twice a bride by mona hodgson

I know, I know.  This is not the type of book I usually read and review.  You’ll have to bear with me.  A friend told me about “blogging for books” so I signed up to try it.  I thought I would have more options of things to choose from but I didn’t, so I found myself reading this book out of obligation, not a place I want to be.  But I said I would read and review it, so here it is, and the disclaimer to go with it…

“I received this book for free from WaterBrook Multnomah Publishing Group for this review.”

This book is the forth in a series of historical romances that revolve around the Sinclair family set in Colorado in the late 1800’s.  In this book, all four Sinclair sisters are happily married.  The protagonist is the sister-in-law of one of the Sinclair sisters.  She is widowed and her husband’s death has wreaked havoc on her life.  She was so depressed that she was in an asylum for a couple of years.  The book opens with the death of her father and everyone wondering how Willow is going to handle it.  Will she go over the deep end and end up in the asylum again?  No, of course not.  This is a historical romance so we know at some point we should have a happy ending.

The good: I was pleased with the plotting of the novel.  There were a lot of characters, plots and sub plots so it wasn’t as one-dimensional as some romances can be.  The author did a great job of setting up the plot lines and getting me interested in the characters.  Coming into the 4th in a series, I was still able to follow along with enough of the back story to know what was going on in this novel.

The not so good: The best plot lines resolved too quickly.  After this great set up, *poof* the story was over.  The author didn’t make the characters jump through many hoops before resolving the plot conflicts.  So my anticipation of what I expected to be an interesting story was over and left me unsatisfied. (I’m in it for the story, not the romance).

Theology: Typical Christian fiction

There were no surprises in the author’s theology.  Jesus came to save us.  When your life is messed up, that’s a great time to turn to Him and believe.  I know this sounds flippant because believing in Jesus – the Gospel – is the most important thing a person can do in their life, hands down.  But in a Christian novel with Christian readers, the conversion of the hero half-way through the story was predicable and cliche.

Willow’s conflict was with the sovereignty of God: “She wanted to believe everything happened for a reason–that God had a divine plan.”  I think this is pretty typical for many of us.  Life isn’t going the way we expected, in fact it might be going very poorly.  Do you trust that God is in control and that He has a plan for you?

One character struggled with a bad religious experience that turned him off to the church for good, causing him to think God didn’t care for him. “Maybe Trenton did need someone, but it wasn’t God.  “If G-God cared about me like you’ve said, things wou-would’ve been different.” (Trenton stammers).
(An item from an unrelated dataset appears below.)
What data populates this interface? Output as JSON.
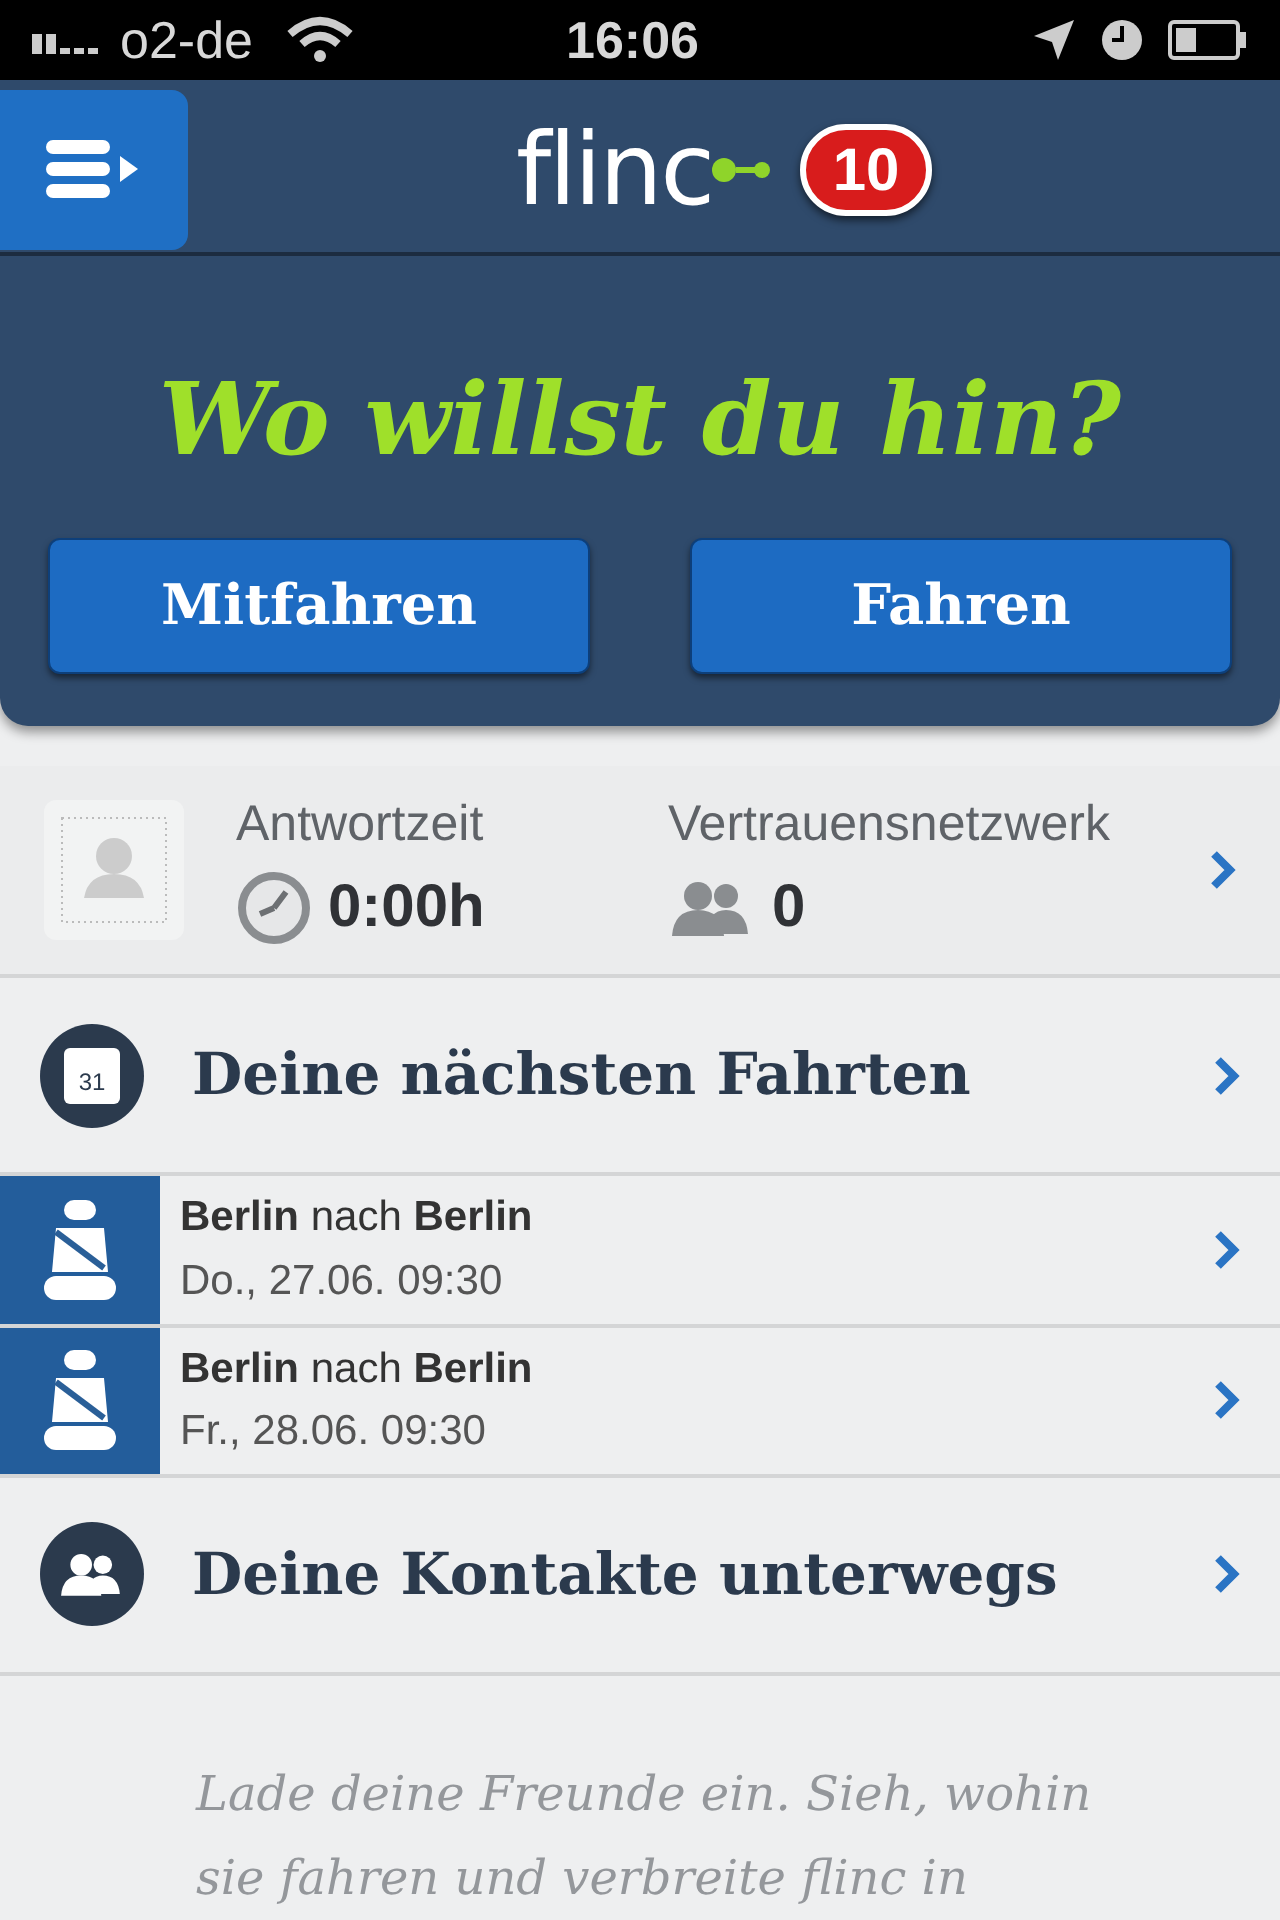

The highlight of this book for me was in the author’s dedication section. She wrote:

“My prayer is that in whatever state you find yourself as you read, my stories will lead you to the Rock that is higher than you and I.  Higher than any heartbreak of success.  Higher than any circumstance.”

Amen, sister!

Rating:  G

Family friendly.  A safe read for anyone but it will appeal most to romantics.

Social issues:

Because the book is historical, it mainly deals with the role of women inside and outside the home at the turn of the century (1900’s, not 2000’s). 🙂

Twice A Bride is a better-than-I-expected historical romance.  I liked the plot lines but hated that the story ended so quickly and neatly.  If you mainly read romance novels, I think you would enjoy this one.

Want to know more?  Here are some links

Advertisements

Leave a Reply

Fill in your details below or click an icon to log in:

WordPress.com Logo

You are commenting using your WordPress.com account. Log Out / Change )

Twitter picture

You are commenting using your Twitter account. Log Out / Change )

Facebook photo

You are commenting using your Facebook account. Log Out / Change )

Google+ photo

You are commenting using your Google+ account. Log Out / Change )

Connecting to %s